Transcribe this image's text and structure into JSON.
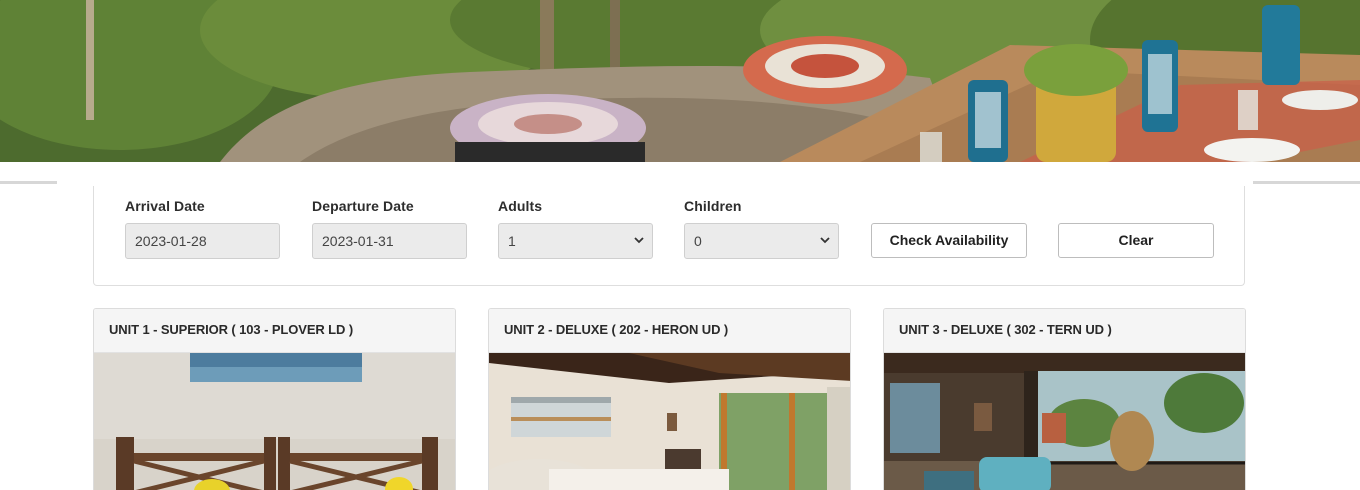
{
  "hero": {
    "image": "resort-deck-with-floor-cushions-and-lanterns"
  },
  "booking": {
    "arrival": {
      "label": "Arrival Date",
      "value": "2023-01-28"
    },
    "departure": {
      "label": "Departure Date",
      "value": "2023-01-31"
    },
    "adults": {
      "label": "Adults",
      "value": "1"
    },
    "children": {
      "label": "Children",
      "value": "0"
    },
    "check_button": "Check Availability",
    "clear_button": "Clear"
  },
  "units": [
    {
      "title": "UNIT 1 - SUPERIOR ( 103 - PLOVER LD )",
      "image": "bedroom-wooden-bed"
    },
    {
      "title": "UNIT 2 - DELUXE ( 202 - HERON UD )",
      "image": "bright-bedroom-with-balcony"
    },
    {
      "title": "UNIT 3 - DELUXE ( 302 - TERN UD )",
      "image": "veranda-with-hanging-chair"
    }
  ],
  "colors": {
    "input_bg": "#ebebeb",
    "border": "#dedede",
    "header_bg": "#f5f5f5"
  }
}
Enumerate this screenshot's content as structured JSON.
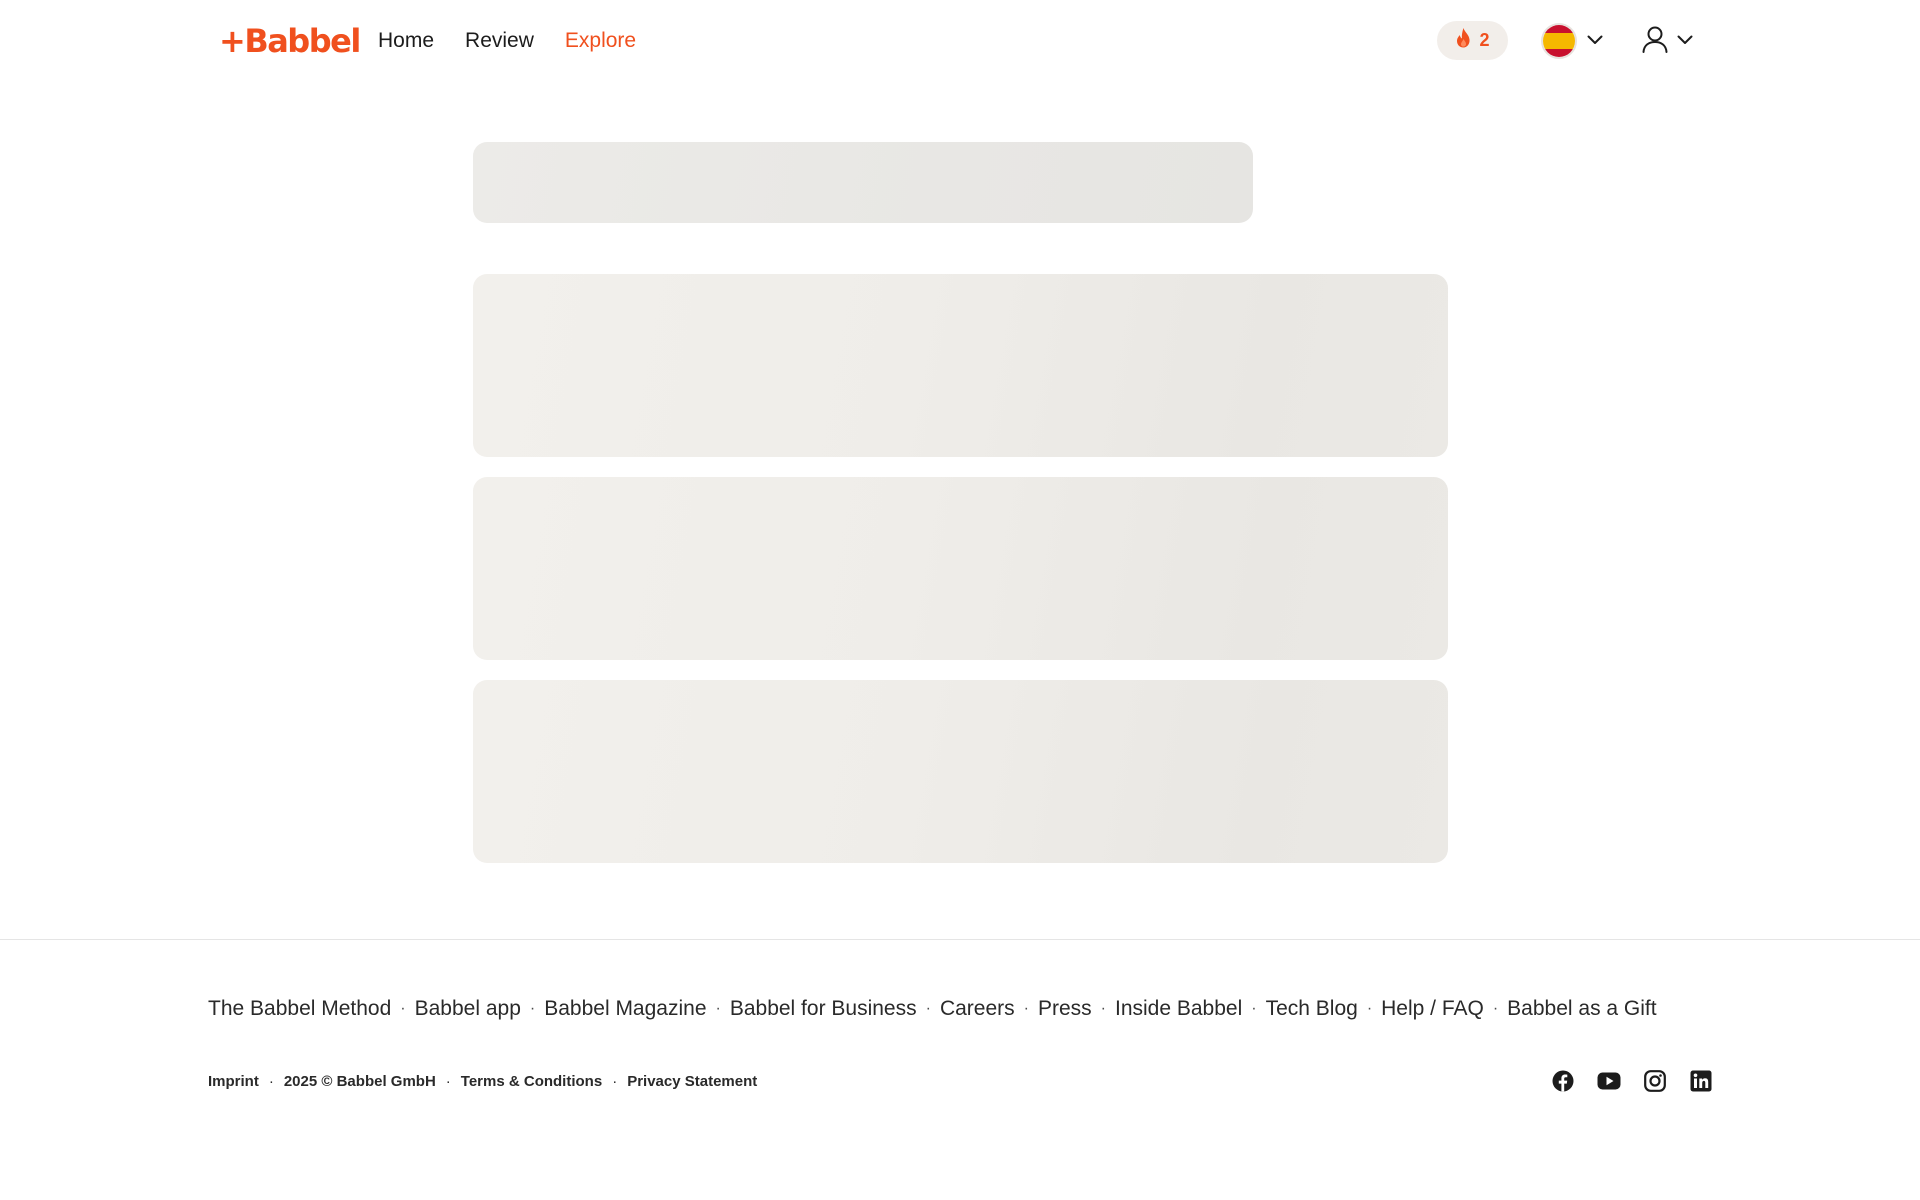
{
  "header": {
    "logo_text": "+Babbel",
    "nav": [
      {
        "label": "Home",
        "active": false
      },
      {
        "label": "Review",
        "active": false
      },
      {
        "label": "Explore",
        "active": true
      }
    ],
    "streak_count": "2",
    "language_flag": "spain-flag",
    "colors": {
      "accent": "#f0501e",
      "streak_bg": "#f2eeea"
    }
  },
  "footer": {
    "links": [
      "The Babbel Method",
      "Babbel app",
      "Babbel Magazine",
      "Babbel for Business",
      "Careers",
      "Press",
      "Inside Babbel",
      "Tech Blog",
      "Help / FAQ",
      "Babbel as a Gift"
    ],
    "legal": [
      "Imprint",
      "2025 © Babbel GmbH",
      "Terms & Conditions",
      "Privacy Statement"
    ],
    "separator": "·",
    "social": [
      "facebook-icon",
      "youtube-icon",
      "instagram-icon",
      "linkedin-icon"
    ]
  }
}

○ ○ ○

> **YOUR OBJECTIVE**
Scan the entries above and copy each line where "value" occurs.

> **WRITTEN ANSWER**
      "value": "2023-01-28"
      "value": "2023-01-31"
      "value": "1"
      "value": "0"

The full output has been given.